Where in the entries below does "himbo" appear? Copy every line that has it.
*** MATERIAL FOR THIS EXERCISE Section Begins ***
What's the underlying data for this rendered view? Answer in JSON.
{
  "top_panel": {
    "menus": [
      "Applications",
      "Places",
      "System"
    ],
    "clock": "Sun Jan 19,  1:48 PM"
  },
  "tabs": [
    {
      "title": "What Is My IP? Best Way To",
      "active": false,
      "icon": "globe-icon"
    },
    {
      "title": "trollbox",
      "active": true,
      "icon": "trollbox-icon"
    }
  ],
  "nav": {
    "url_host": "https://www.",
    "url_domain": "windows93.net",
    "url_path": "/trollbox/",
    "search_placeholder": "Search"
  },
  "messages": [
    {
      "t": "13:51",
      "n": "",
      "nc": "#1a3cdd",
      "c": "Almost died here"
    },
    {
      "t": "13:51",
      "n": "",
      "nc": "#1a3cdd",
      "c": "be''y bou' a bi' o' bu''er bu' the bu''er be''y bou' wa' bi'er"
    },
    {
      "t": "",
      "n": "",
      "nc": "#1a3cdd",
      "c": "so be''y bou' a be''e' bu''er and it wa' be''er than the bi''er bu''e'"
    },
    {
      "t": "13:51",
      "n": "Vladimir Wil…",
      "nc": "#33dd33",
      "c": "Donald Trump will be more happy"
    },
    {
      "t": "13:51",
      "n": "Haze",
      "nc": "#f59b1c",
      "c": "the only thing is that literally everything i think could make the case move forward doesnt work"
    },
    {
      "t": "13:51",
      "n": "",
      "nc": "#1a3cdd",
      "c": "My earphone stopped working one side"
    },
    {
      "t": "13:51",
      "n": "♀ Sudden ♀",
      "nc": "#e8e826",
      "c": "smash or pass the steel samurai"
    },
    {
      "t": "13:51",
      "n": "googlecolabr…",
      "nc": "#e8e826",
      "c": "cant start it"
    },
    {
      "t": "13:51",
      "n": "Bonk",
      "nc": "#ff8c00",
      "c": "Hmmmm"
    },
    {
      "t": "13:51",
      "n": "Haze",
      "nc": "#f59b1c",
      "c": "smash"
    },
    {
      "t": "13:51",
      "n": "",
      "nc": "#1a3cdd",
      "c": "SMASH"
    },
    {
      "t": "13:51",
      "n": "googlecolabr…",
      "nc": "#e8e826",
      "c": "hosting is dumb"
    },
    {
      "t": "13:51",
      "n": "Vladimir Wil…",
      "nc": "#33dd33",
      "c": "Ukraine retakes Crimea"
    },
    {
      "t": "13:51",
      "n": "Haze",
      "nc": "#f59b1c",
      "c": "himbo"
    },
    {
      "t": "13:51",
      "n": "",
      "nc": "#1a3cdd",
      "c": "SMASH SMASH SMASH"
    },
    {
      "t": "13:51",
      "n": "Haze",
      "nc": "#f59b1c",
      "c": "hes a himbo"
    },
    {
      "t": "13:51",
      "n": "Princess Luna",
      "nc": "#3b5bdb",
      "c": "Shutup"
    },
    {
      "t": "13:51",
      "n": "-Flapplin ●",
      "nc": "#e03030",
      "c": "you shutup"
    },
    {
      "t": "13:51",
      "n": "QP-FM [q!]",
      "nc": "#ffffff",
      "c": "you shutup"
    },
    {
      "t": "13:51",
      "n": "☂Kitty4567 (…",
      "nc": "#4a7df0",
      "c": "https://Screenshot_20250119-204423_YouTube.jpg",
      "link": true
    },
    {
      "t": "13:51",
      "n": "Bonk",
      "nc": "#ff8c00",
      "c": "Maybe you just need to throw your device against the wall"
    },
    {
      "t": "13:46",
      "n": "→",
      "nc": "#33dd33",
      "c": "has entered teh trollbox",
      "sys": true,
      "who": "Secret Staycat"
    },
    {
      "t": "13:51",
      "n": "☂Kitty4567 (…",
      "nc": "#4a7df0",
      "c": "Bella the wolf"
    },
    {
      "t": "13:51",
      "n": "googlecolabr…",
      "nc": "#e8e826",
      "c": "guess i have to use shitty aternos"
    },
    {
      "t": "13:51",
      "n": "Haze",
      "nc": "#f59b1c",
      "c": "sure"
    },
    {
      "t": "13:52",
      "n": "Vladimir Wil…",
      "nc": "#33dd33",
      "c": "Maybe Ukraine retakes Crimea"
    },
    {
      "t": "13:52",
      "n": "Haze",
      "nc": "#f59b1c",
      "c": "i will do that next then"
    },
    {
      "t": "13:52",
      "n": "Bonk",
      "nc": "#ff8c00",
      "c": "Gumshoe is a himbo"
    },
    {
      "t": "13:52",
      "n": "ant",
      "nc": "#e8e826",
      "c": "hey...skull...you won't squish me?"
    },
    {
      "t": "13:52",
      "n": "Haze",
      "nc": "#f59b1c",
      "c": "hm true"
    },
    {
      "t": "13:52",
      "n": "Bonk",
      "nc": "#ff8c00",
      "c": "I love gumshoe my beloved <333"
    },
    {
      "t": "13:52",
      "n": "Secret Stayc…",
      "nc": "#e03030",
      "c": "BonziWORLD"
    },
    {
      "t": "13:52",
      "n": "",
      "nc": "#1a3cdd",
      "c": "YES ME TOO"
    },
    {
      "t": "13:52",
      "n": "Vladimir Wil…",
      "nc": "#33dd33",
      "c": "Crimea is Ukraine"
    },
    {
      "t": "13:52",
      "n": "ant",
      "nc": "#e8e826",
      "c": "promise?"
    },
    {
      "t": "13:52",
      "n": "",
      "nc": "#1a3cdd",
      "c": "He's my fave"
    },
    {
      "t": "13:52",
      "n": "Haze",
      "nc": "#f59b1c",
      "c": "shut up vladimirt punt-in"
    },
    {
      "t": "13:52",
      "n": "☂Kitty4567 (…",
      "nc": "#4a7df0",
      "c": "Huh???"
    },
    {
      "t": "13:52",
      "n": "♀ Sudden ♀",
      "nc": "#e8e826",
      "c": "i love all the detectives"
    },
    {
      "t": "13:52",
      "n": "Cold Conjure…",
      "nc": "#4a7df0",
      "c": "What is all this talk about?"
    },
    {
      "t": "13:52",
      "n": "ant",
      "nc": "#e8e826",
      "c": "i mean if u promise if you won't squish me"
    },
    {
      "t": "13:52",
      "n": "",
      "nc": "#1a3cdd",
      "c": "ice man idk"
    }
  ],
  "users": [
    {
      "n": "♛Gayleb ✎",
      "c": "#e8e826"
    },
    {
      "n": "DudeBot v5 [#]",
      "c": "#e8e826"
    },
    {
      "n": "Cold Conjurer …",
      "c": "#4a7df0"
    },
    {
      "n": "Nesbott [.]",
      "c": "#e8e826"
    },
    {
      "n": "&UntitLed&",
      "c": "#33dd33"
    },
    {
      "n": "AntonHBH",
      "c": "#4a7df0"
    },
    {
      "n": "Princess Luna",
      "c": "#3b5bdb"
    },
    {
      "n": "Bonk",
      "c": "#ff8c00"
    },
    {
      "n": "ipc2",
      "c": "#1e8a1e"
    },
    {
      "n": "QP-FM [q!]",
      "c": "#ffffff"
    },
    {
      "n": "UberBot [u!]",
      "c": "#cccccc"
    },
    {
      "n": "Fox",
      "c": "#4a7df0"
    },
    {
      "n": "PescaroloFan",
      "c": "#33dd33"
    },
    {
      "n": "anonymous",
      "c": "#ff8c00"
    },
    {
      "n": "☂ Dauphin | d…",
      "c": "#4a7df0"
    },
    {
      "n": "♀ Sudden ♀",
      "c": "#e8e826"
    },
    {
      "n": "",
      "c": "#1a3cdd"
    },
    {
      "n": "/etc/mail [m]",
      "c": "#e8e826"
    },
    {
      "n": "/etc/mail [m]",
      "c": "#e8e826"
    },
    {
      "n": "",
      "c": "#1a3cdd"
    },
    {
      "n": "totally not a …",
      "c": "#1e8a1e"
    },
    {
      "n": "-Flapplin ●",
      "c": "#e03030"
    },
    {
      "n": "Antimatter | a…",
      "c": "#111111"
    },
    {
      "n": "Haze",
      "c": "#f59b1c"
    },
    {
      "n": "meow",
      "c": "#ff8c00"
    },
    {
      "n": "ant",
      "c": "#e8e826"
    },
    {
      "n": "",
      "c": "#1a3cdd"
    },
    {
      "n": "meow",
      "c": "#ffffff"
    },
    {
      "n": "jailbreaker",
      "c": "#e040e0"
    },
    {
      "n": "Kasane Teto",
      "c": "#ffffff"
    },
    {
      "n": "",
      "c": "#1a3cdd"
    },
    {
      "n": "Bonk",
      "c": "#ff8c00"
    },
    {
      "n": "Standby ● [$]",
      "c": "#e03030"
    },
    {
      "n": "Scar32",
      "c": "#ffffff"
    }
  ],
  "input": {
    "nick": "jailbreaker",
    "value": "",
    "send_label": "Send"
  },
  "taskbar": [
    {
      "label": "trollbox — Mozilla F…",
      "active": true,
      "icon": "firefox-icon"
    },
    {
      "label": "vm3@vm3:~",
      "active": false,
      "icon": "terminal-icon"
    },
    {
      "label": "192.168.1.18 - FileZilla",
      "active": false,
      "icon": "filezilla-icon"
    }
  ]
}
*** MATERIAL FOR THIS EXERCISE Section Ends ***
RESULT OF THE EXERCISE:
      "c": "himbo"
      "c": "hes a himbo"
      "c": "Gumshoe is a himbo"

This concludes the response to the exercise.